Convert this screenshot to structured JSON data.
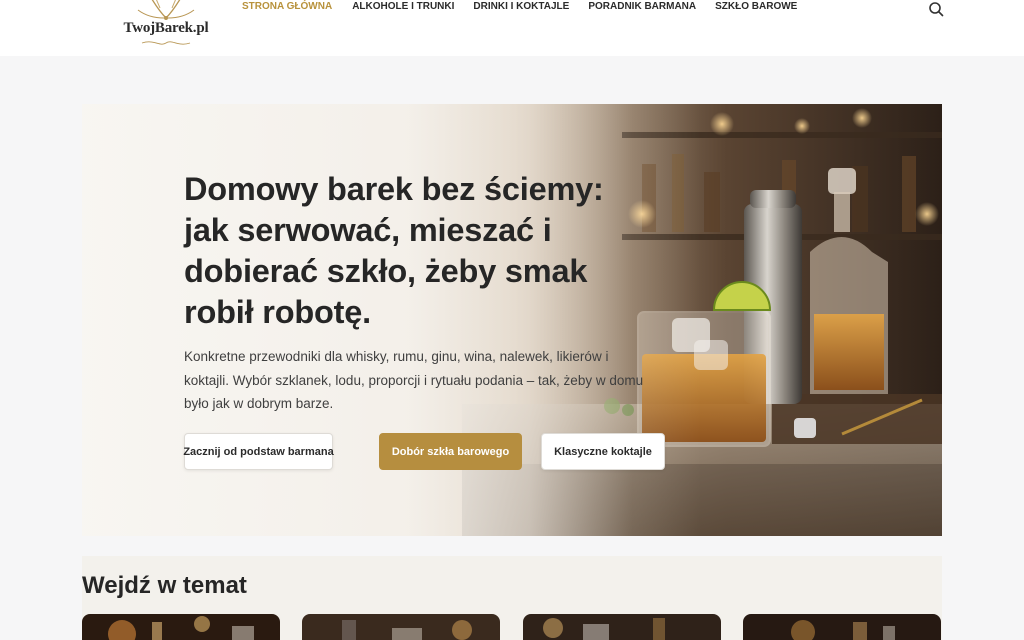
{
  "header": {
    "logo_text": "TwojBarek.pl",
    "nav": [
      {
        "label": "STRONA GŁÓWNA",
        "active": true
      },
      {
        "label": "ALKOHOLE I TRUNKI",
        "active": false
      },
      {
        "label": "DRINKI I KOKTAJLE",
        "active": false
      },
      {
        "label": "PORADNIK BARMANA",
        "active": false
      },
      {
        "label": "SZKŁO BAROWE",
        "active": false
      }
    ],
    "search_icon": "search-icon"
  },
  "hero": {
    "title": "Domowy barek bez ściemy: jak serwować, mieszać i dobierać szkło, żeby smak robił robotę.",
    "lead": "Konkretne przewodniki dla whisky, rumu, ginu, wina, nalewek, likierów i koktajli. Wybór szklanek, lodu, proporcji i rytuału podania – tak, żeby w domu było jak w dobrym barze.",
    "buttons": [
      {
        "label": "Zacznij od podstaw barmana",
        "style": "light"
      },
      {
        "label": "Dobór szkła barowego",
        "style": "gold"
      },
      {
        "label": "Klasyczne koktajle",
        "style": "light"
      }
    ]
  },
  "topics": {
    "title": "Wejdź w temat"
  },
  "colors": {
    "accent": "#b8923c",
    "button_gold": "#b68e3f",
    "text_dark": "#262626",
    "page_bg": "#f6f6f7",
    "section_bg": "#f3f1ec"
  }
}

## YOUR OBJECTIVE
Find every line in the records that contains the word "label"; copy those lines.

## RESPONSE BOX
        "label": "STRONA GŁÓWNA",
        "label": "ALKOHOLE I TRUNKI",
        "label": "DRINKI I KOKTAJLE",
        "label": "PORADNIK BARMANA",
        "label": "SZKŁO BAROWE",
        "label": "Zacznij od podstaw barmana",
        "label": "Dobór szkła barowego",
        "label": "Klasyczne koktajle",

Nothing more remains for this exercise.